The current recommended strategy for NF2 patients is to remove the smaller of the two tumors first, because removing smaller tumors typically preserves hearing on that side. If the surgery works and preserves hearing, patients should have the other tumor removed. If the surgery does not preserve hearing, observational management should be used on the other tumor to avoid losing hearing in both ears. However, if the second tumor continues to grow or starts to damage hearing on that side, it should be removed as well.

While stereotactic radiosurgery is an option, it is not always the best choice for NF2 patients. The cell type of acoustic neuromas in NF2 patients can be resistant to radiation and more likely to become malignant.

Emerging treatments for acoustic neuromas

Researchers continue to develop new treatment approaches for acoustic neuroma, particularly approaches that may allow patients to avoid surgery. A 2020 review in the journal Head and Neck Pathology discusses targeted biologic therapies that provide a pharmaceutical approach to treating acoustic neuromas.

One such therapy is the drug Bevacizumab, a monoclonal antibody. Monoclonal antibodies are proteins that look like immune system proteins that the body makes and can destroy specific targets like tumors in the body (per the Cleveland Clinic). Studies show that Bevacizumab can reduce tumor size, prevent growth, and improve hearing.

Another promising drug is Lapatinib, which inhibits EGFR and ErbB2, two growth factors involved in tumor growth (per a 2002 study in the journal Laboratory Investigation). A clinical trial showed that it helped reduce tumor volume and improved hearing in some participants.

Aspirin may also delay growth of acoustic neuromas. Studies have indicated that people with acoustic neuromas taking aspirin for other reasons had reduced tumor volume.

What to expect after treatment for an acoustic neuroma

According to the Cleveland Clinic, most patients can expect to stay in the hospital for two to three days after undergoing surgery to remove an acoustic neuroma. In the days and weeks following the surgery, patients will need to go through several tests. Your doctor may recommend an MRI or other imaging scans to confirm tumor removal and monitor the area. They will also order tests to see how the surgery affects your hearing, facial nerve function, and balance.

A 2022 study in the Journal of Clinical Neuroscience found that frail patients, defined as patients with exhaustion, low physical activity, weakness, slowness, and shrinking, experience worse outcomes after surgery. They are more likely to experience complications such as post-operative infection, facial paralysis, urinary tract infections, and hydrocephalus. They also tend to have longer hospital stays and higher rates of readmission.
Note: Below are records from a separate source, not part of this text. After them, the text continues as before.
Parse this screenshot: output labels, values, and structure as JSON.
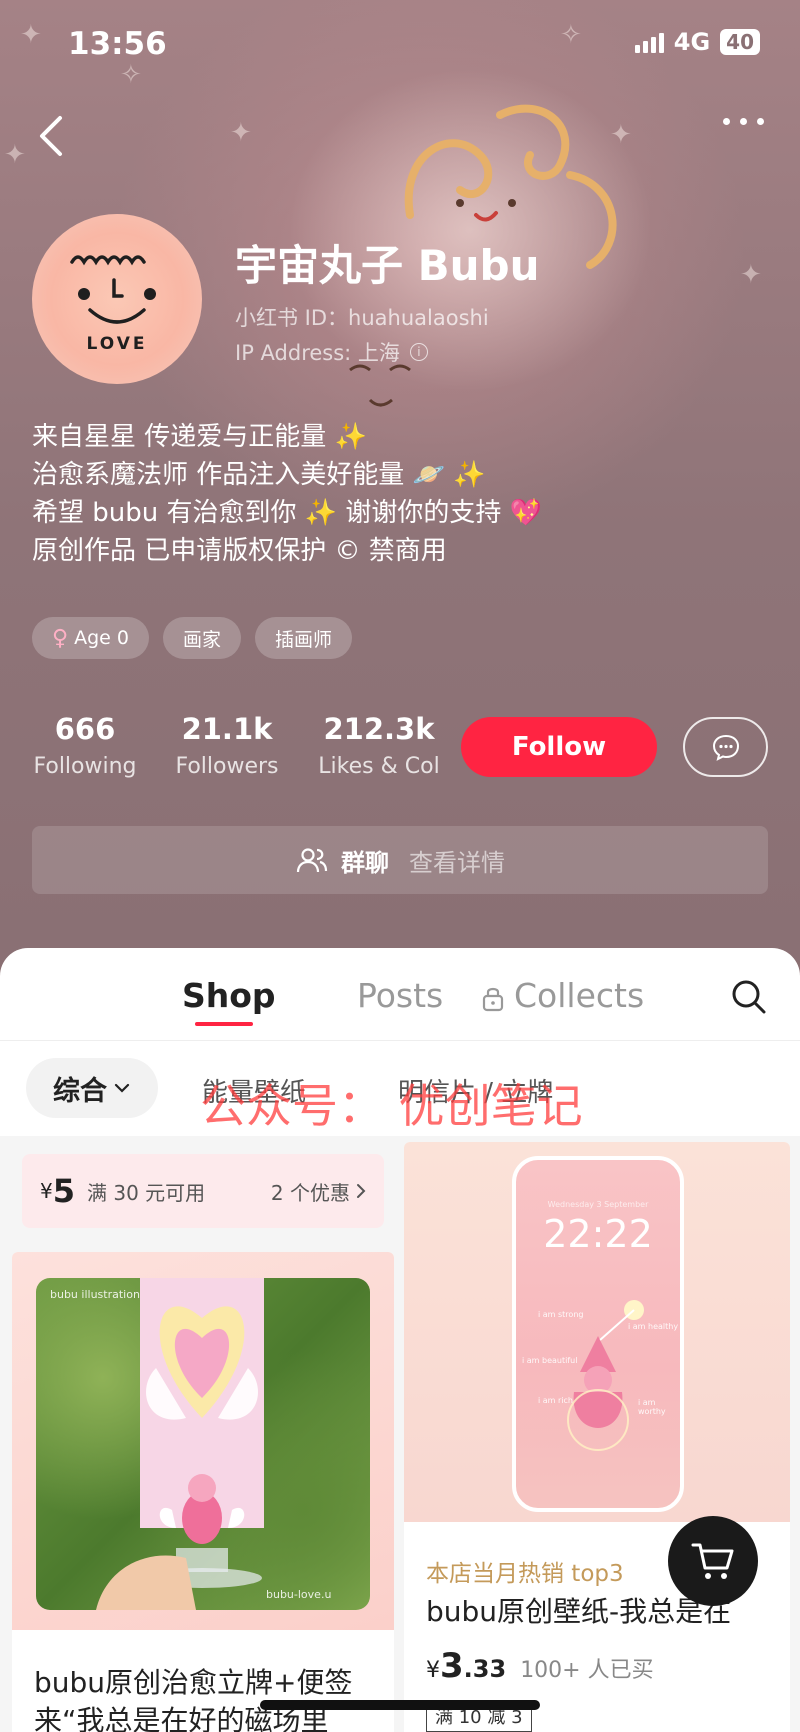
{
  "status_bar": {
    "time": "13:56",
    "network": "4G",
    "battery": "40"
  },
  "profile": {
    "name": "宇宙丸子 Bubu",
    "xhs_id": "小红书 ID：huahualaoshi",
    "ip_address": "IP Address: 上海",
    "avatar_text": "LOVE",
    "bio": [
      "来自星星  传递爱与正能量 ✨",
      "治愈系魔法师 作品注入美好能量 🪐 ✨",
      "希望 bubu 有治愈到你 ✨ 谢谢你的支持 💖",
      "原创作品 已申请版权保护 © 禁商用"
    ],
    "tags": [
      {
        "icon": "female-icon",
        "label": "Age 0"
      },
      {
        "label": "画家"
      },
      {
        "label": "插画师"
      }
    ]
  },
  "stats": {
    "following": {
      "value": "666",
      "label": "Following"
    },
    "followers": {
      "value": "21.1k",
      "label": "Followers"
    },
    "likes": {
      "value": "212.3k",
      "label": "Likes & Col"
    }
  },
  "actions": {
    "follow_label": "Follow"
  },
  "group_chat": {
    "title": "群聊",
    "detail": "查看详情"
  },
  "tabs": {
    "shop": "Shop",
    "posts": "Posts",
    "collects": "Collects"
  },
  "filters": {
    "selected": "综合",
    "options": [
      "能量壁纸",
      "明信片 / 立牌"
    ]
  },
  "watermark": "公众号：  优创笔记",
  "coupon": {
    "currency": "¥",
    "amount": "5",
    "condition": "满 30 元可用",
    "count": "2 个优惠"
  },
  "products": {
    "left": {
      "photo_label_top": "bubu illustration",
      "photo_label_bottom": "bubu-love.u",
      "title": "bubu原创治愈立牌+便签来“我总是在好的磁场里"
    },
    "right": {
      "phone_date": "Wednesday 3 September",
      "phone_time": "22:22",
      "phone_words": [
        "i am strong",
        "i am healthy",
        "i am beautiful",
        "i am rich",
        "i am worthy"
      ],
      "hot_label": "本店当月热销 top3",
      "title": "bubu原创壁纸-我总是在",
      "price_symbol": "¥",
      "price_int": "3",
      "price_dec": ".33",
      "sold": "100+ 人已买",
      "discount": "满 10 减 3"
    }
  },
  "colors": {
    "accent": "#ff2442",
    "hot_label": "#c49a5a"
  }
}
Patients who have trouble with balance may need to go through vestibular rehabilitation therapy (VRT). According to the Vestibular Disorders Association, VRT is an exercise-based therapy performed by a specialized occupational or physical therapist. It can help patients through habituation, gaze stabilization, and balance therapy. Habituation reduces dizziness caused by quick movements, changes in posture, or visual stimuli. Gaze stabilization helps patients by improving their eye control. Balance training provides patients with customized exercises to help reduce their risk of falling and improve their ability to walk on uneven surfaces.

Restoration of hearing loss after an acoustic neuroma
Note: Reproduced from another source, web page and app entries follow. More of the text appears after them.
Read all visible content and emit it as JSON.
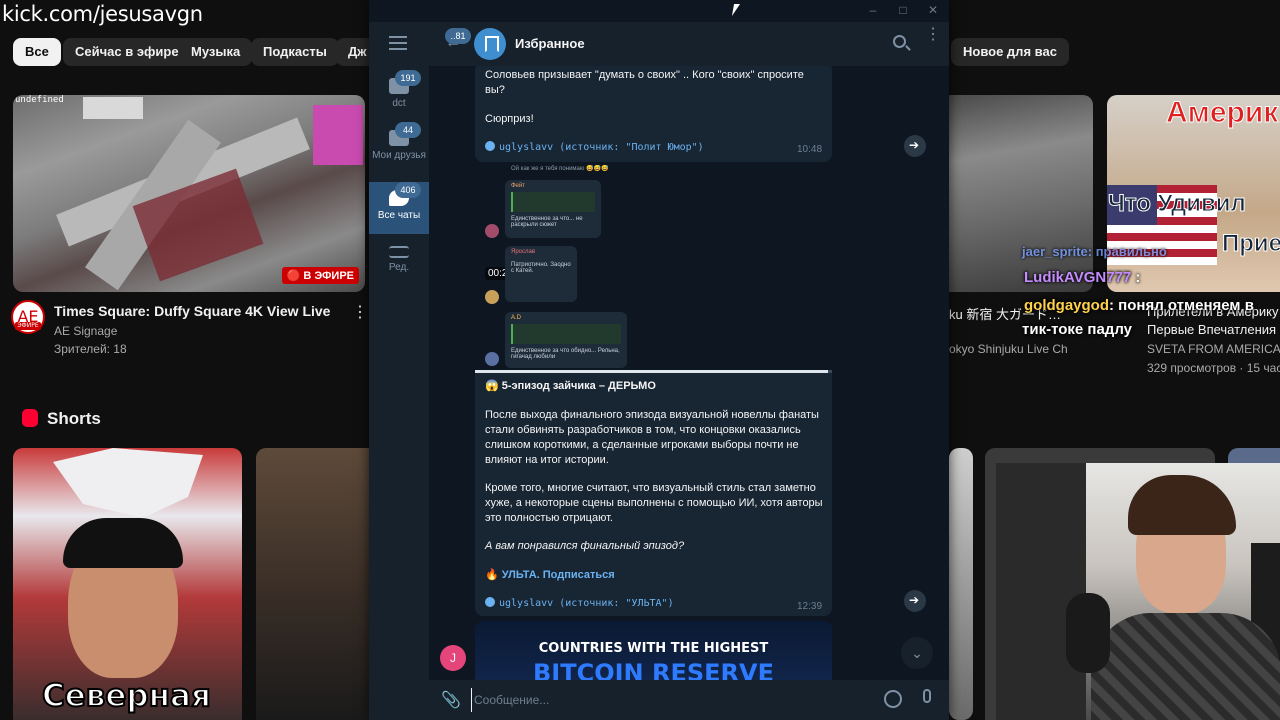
{
  "stream_overlay": {
    "url": "kick.com/jesusavgn"
  },
  "youtube": {
    "chips": [
      "Все",
      "Сейчас в эфире",
      "Музыка",
      "Подкасты",
      "Дж",
      "Новое для вас"
    ],
    "featured_video": {
      "thumb_label": "undefined",
      "live_badge": "🔴 В ЭФИРЕ",
      "channel_avatar_text": "AE",
      "channel_avatar_sub": "ЭФИРЕ",
      "title": "Times Square: Duffy Square 4K View Live",
      "channel": "AE Signage",
      "viewers": "Зрителей: 18",
      "more": "⋮"
    },
    "right_videos": {
      "title1": "ku 新宿 大ガード…",
      "channel1": "okyo Shinjuku Live Ch",
      "title2": "Прилетели в Америку",
      "title2b": "Первые Впечатления",
      "channel2": "SVETA FROM AMERICA",
      "stats2": "329 просмотров · 15 час",
      "thumb_text_top": "Америк",
      "thumb_text_mid": "Что Удивил",
      "thumb_text_bot": "Прие"
    },
    "shorts": {
      "title": "Shorts",
      "short1_caption": "Северная"
    }
  },
  "stream_chat": [
    {
      "user": "jaer_sprite",
      "text": ": правильно"
    },
    {
      "user": "LudikAVGN777",
      "text": " :"
    },
    {
      "user": "goldgaygod",
      "text": ": понял отменяем в"
    },
    {
      "user": "",
      "text": "тик-токе падлу"
    }
  ],
  "telegram": {
    "sidebar": {
      "folders": [
        {
          "label": "dct",
          "badge": "191"
        },
        {
          "label": "Мои друзья",
          "badge": "44"
        },
        {
          "label": "Все чаты",
          "badge": "406"
        },
        {
          "label": "Ред.",
          "badge": ""
        }
      ]
    },
    "header": {
      "back_badge": "..81",
      "title": "Избранное"
    },
    "messages": {
      "msg1": {
        "line1": "Соловьев призывает \"думать о своих\" .. Кого \"своих\" спросите",
        "line2": "вы?",
        "line3": "Сюрприз!",
        "signature": "uglyslavv (источник: \"Полит Юмор\")",
        "time": "10:48"
      },
      "video": {
        "duration": "00:26",
        "mute_icon": "🔇",
        "progress": 0.99,
        "mini_msgs": [
          {
            "name": "Ой как же я тебя понимаю 😅😅😅",
            "text": "",
            "time": "4:25"
          },
          {
            "name": "Фейт",
            "text": "Единственное за что... не раскрыли сюжет",
            "time": "4:25"
          },
          {
            "name": "Ярослав",
            "text": "Патриотично. Заодно с Катей.",
            "time": "4:25"
          },
          {
            "name": "A.D",
            "text": "Единственное за что обидно... Рельна, гигачад любили",
            "time": "4:25"
          }
        ]
      },
      "msg2": {
        "title": "😱 5-эпизод зайчика – ДЕРЬМО",
        "p1": "После выхода финального эпизода визуальной новеллы фанаты стали обвинять разработчиков в том, что концовки оказались слишком короткими, а сделанные игроками выборы почти не влияют на итог истории.",
        "p2": "Кроме того, многие считают, что визуальный стиль стал заметно хуже, а некоторые сцены выполнены с помощью ИИ, хотя авторы это полностью отрицают.",
        "p3": "А вам понравился финальный эпизод?",
        "link": "🔥 УЛЬТА. Подписаться",
        "signature": "uglyslavv (источник: \"УЛЬТА\")",
        "time": "12:39"
      },
      "msg3": {
        "line1": "COUNTRIES WITH THE HIGHEST",
        "line2": "BITCOIN RESERVE"
      }
    },
    "unread_avatar": "J",
    "composer": {
      "placeholder": "Сообщение..."
    }
  }
}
Patients who lose their hearing because of their acoustic neuroma and its removal often want to restore their hearing. Currently, there are a few options that may restore hearing: contralateral routing of sound aid, bone conduction hearing implant, and auditory brainstem implant (per the Cleveland Clinic). Talk to your doctor and audiologist about the best option for you.
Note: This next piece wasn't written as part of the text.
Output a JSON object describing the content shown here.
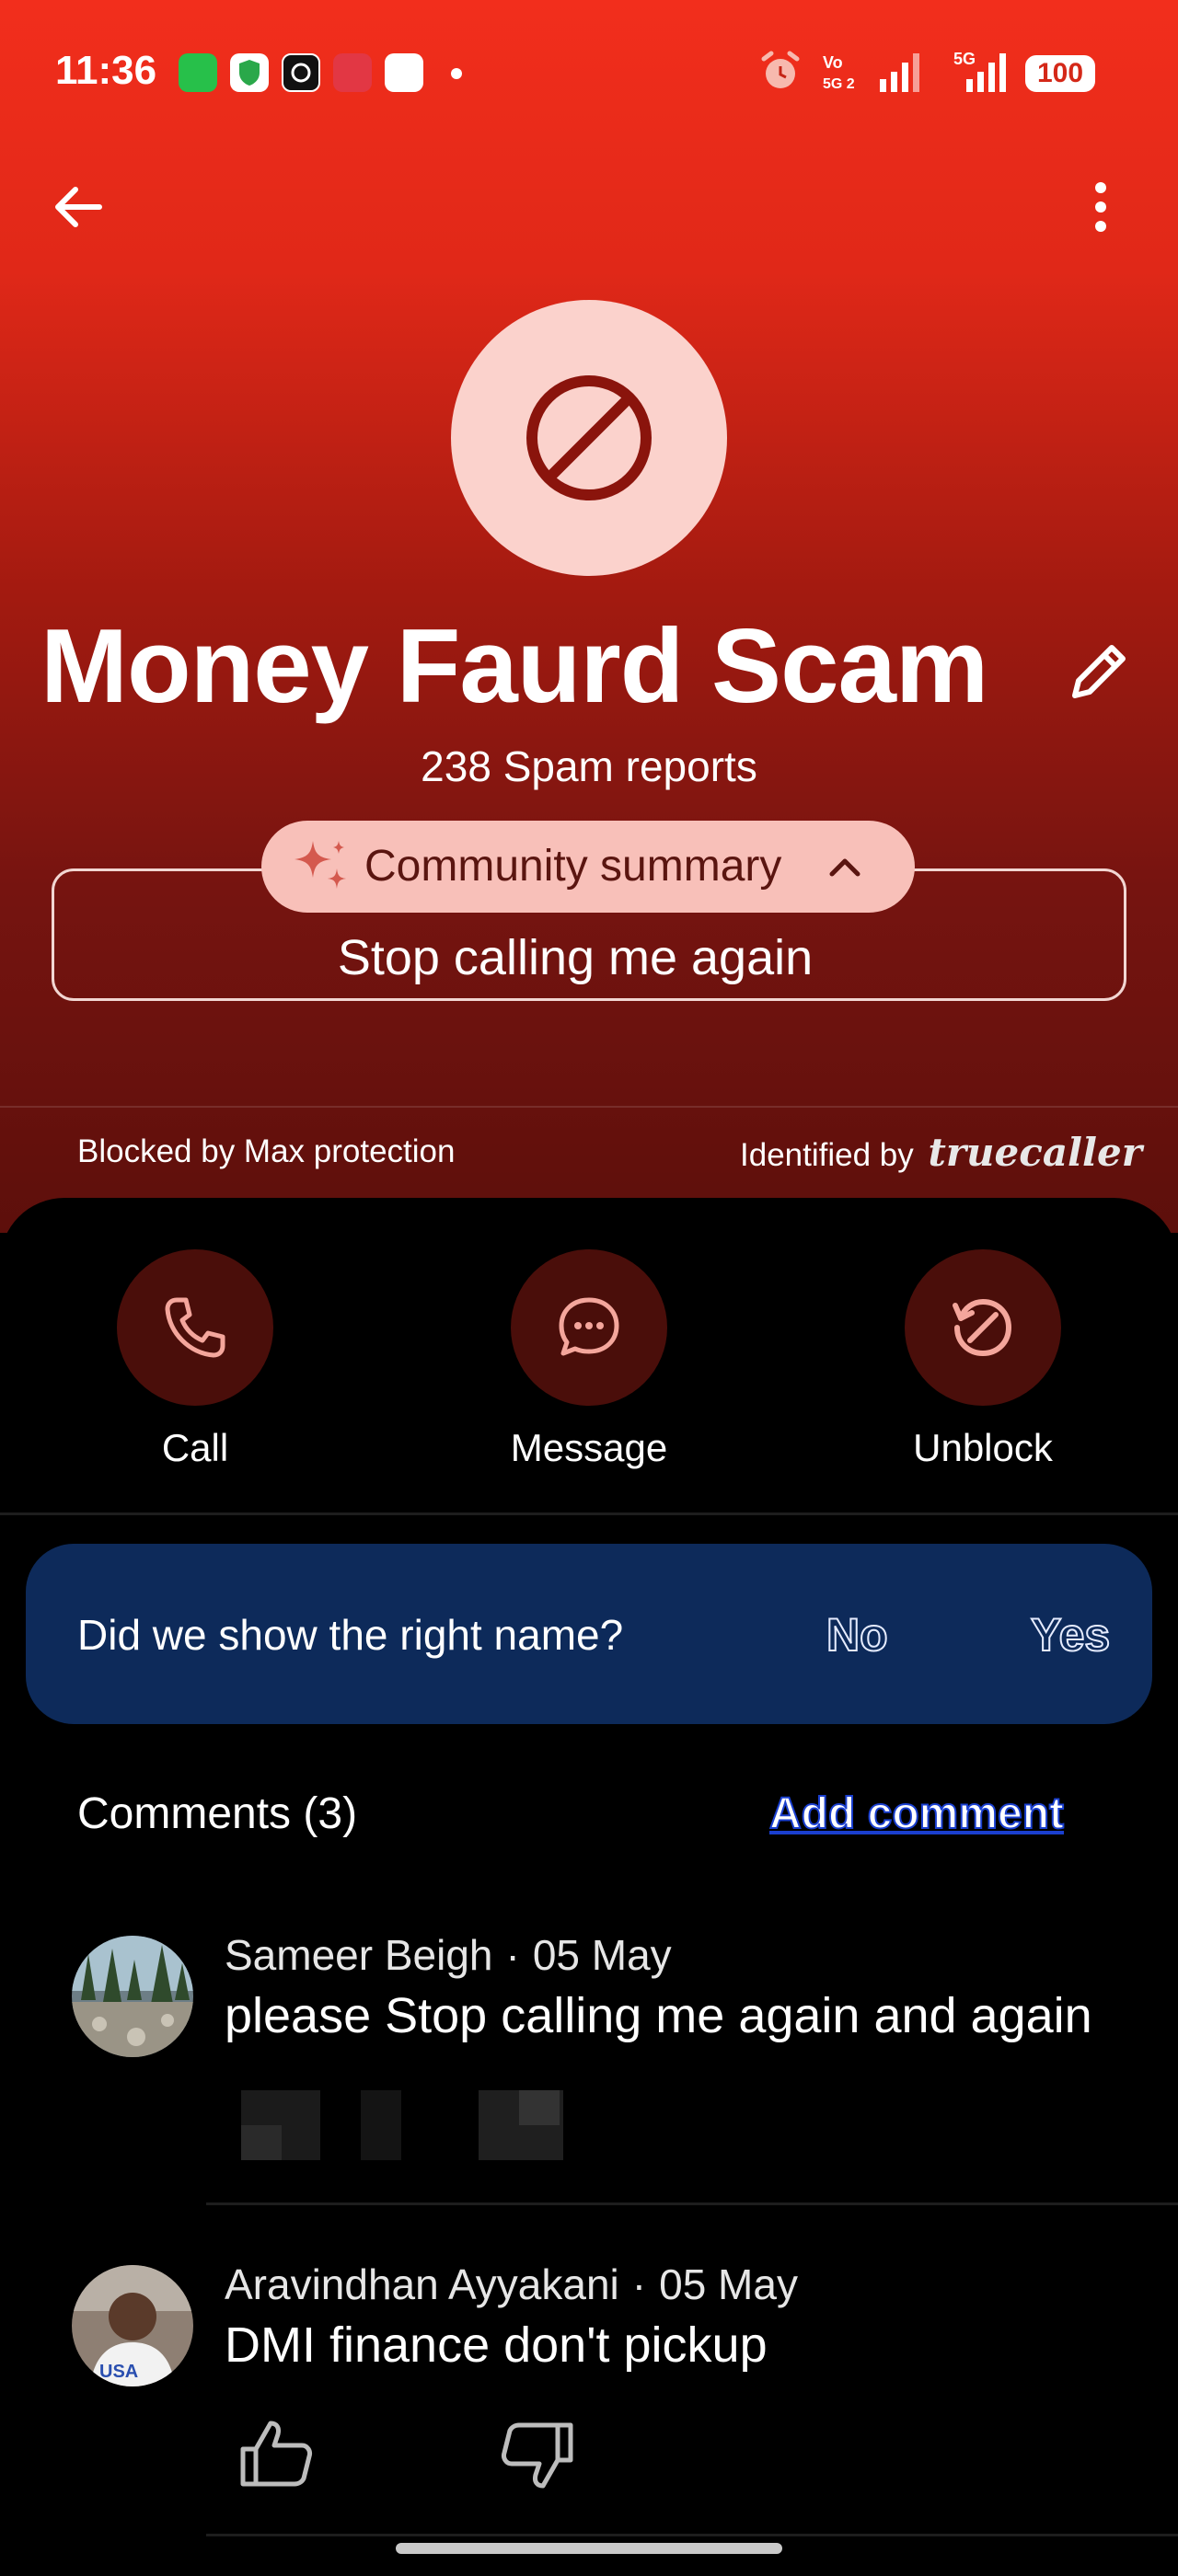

A contralateral routing of sound (CROS) aid uses a microphone-like device to send the sound from the affected ear to the functional ear. This type of hearing aid is an external device.

A bone conduction hearing implant is surgically implanted in the skull behind the affected ear. The implant sends the sound from the affected ear to the functional ear.

The auditory brainstem implant also requires surgery. Here, the surgeon implants the device directly on the brain on its hearing centers. An auditory brainstem implant is a good option for patients with NF2.